Last year’s FIFA Women’s World Cup in France contributed €284m (£255m/$321m) to the country’s economy, according to a new report published by the French Football Federation (FFF) and the tournament’s local organising committee.
A total of nine stadiums were used to host matches during the tournament, which was contested by 24 teams and won by the US. The study required each host territory to collect cash flows and physical data to assess their respective economic and environmental impact.
The study found that the tournament generated a net capital gain of €108m, with the average contribution to the GDP per spectator standing at €142. The nine host cities and regions benefited from a return on investment of between two and 20 euros of contribution to the French GDP for every euro spent.
The report also highlights a number of areas where the tournament was eco-friendly. Some 6.4 tonnes of food waste were collected and donated to local community-based associations, while a ton of bottle caps were collected and donated for recycling.
Additionally, four host stadiums were equipped with a new two-flow bin system for waste and recyclables, while 210,200 cigarette butts were collected and recycled. Twenty-one matches also offered audio-descriptive commentary for blind and partially-sighted fans, with three venues equipped with an audio-descriptive commentary system that will remain after the tournament.
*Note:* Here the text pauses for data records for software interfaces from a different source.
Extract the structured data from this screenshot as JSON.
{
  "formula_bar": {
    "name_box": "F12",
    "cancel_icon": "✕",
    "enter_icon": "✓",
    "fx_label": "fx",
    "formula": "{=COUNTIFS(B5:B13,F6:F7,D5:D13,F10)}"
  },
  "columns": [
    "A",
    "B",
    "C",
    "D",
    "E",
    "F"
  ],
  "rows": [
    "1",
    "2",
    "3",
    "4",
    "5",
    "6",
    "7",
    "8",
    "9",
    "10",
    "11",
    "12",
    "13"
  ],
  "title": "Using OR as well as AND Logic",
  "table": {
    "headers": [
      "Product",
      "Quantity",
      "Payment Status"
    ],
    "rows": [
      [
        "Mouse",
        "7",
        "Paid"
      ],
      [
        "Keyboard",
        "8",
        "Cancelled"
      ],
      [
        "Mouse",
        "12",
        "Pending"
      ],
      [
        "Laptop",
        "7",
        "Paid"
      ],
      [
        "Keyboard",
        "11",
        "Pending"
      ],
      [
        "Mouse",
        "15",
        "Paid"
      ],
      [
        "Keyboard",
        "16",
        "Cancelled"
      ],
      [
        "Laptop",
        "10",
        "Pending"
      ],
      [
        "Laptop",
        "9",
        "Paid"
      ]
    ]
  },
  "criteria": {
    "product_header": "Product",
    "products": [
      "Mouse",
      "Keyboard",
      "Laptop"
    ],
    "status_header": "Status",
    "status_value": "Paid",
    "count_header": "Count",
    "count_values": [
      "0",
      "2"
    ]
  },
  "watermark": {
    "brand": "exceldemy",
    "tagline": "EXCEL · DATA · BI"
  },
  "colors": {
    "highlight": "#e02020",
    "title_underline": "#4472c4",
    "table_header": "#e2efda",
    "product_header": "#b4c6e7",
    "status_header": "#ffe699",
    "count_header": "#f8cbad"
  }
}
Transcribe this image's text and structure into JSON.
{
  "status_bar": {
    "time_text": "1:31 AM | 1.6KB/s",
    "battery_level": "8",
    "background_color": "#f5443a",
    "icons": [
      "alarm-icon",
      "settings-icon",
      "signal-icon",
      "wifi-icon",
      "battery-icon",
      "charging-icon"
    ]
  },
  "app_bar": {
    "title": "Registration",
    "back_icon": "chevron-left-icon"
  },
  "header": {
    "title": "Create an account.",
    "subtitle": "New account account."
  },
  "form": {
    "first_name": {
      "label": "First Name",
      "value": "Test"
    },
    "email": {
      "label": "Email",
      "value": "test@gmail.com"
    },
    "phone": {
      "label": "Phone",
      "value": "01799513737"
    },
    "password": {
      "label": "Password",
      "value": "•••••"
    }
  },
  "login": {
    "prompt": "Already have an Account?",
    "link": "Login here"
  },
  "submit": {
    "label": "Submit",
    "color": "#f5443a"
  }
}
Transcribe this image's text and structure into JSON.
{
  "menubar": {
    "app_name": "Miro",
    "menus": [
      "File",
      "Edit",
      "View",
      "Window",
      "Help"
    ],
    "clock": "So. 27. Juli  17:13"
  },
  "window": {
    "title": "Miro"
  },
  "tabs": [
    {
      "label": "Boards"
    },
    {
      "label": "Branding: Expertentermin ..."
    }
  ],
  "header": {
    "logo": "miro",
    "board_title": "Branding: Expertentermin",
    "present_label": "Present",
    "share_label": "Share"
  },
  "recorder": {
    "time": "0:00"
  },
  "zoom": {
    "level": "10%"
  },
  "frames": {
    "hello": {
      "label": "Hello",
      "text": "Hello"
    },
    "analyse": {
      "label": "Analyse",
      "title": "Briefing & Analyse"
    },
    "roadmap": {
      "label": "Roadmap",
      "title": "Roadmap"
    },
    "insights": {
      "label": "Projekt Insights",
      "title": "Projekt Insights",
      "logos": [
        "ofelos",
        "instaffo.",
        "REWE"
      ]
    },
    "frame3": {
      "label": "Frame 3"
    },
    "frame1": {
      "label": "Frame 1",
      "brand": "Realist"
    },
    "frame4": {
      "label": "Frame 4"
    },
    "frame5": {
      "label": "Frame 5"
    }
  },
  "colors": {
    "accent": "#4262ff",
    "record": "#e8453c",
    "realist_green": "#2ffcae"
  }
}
Twenty-five per cent of the spectators were overseas fans who had travelled to France specifically for the event.
The report has been released to coincide with the one-year anniversary of the World Cup final and comes after FIFA last month awarded hosting rights for the 2023 tournament to Australia and New Zealand.
FIFA president Gianni Infantino said: “The FIFA Women’s World Cup France 2019 was an unprecedented success, breaking numerous records on and off the pitch. In line with FIFA’s commitment to organise tournaments in a sustainable way, this report further highlights the lasting impact and legacy of France 2019, not only for women’s football, but also for the local economy and the society.
“As FIFA now begins a new journey towards the next FIFA Women’s World Cup in 2023, we would like to warmly thank France, the FFF and the Local Organising Committee for their commitment to delivering a sustainable legacy for France 2019 and look forward to working together with Australia and New Zealand to break new records in 2023 and further boost women’s football in the region and around the world.”
Noël Le Graët, president of the FFF and the local organising committee, added: “The first satisfaction is to have proved that a women’s football competition can win popular support and help to change the perception of women’s football.
“In 2014, when the FFF decided to take over the organisation, I remember the scepticism surrounding the organisation, particularly with regard to the economic dimension. Today, the economic results are positive. They prove that the efforts of FIFA, the LOC, the FFF, the leagues, and the host regions and cities have paid off.
“It is also a source of pride that football, with the organisation of a major women’s sporting event, brings significant direct and indirect economic benefits to the territories and the community. The environmental effort should also be highlighted. In this sector, the FFF’s involvement, with the implementation of its eco-responsible policy, must continue.”
Lyon’s Groupama Stadium (pictured) hosted the semi-finals and final of the tournament, with the final attracting a crowd of 57,900.
Image: Groupama Stadium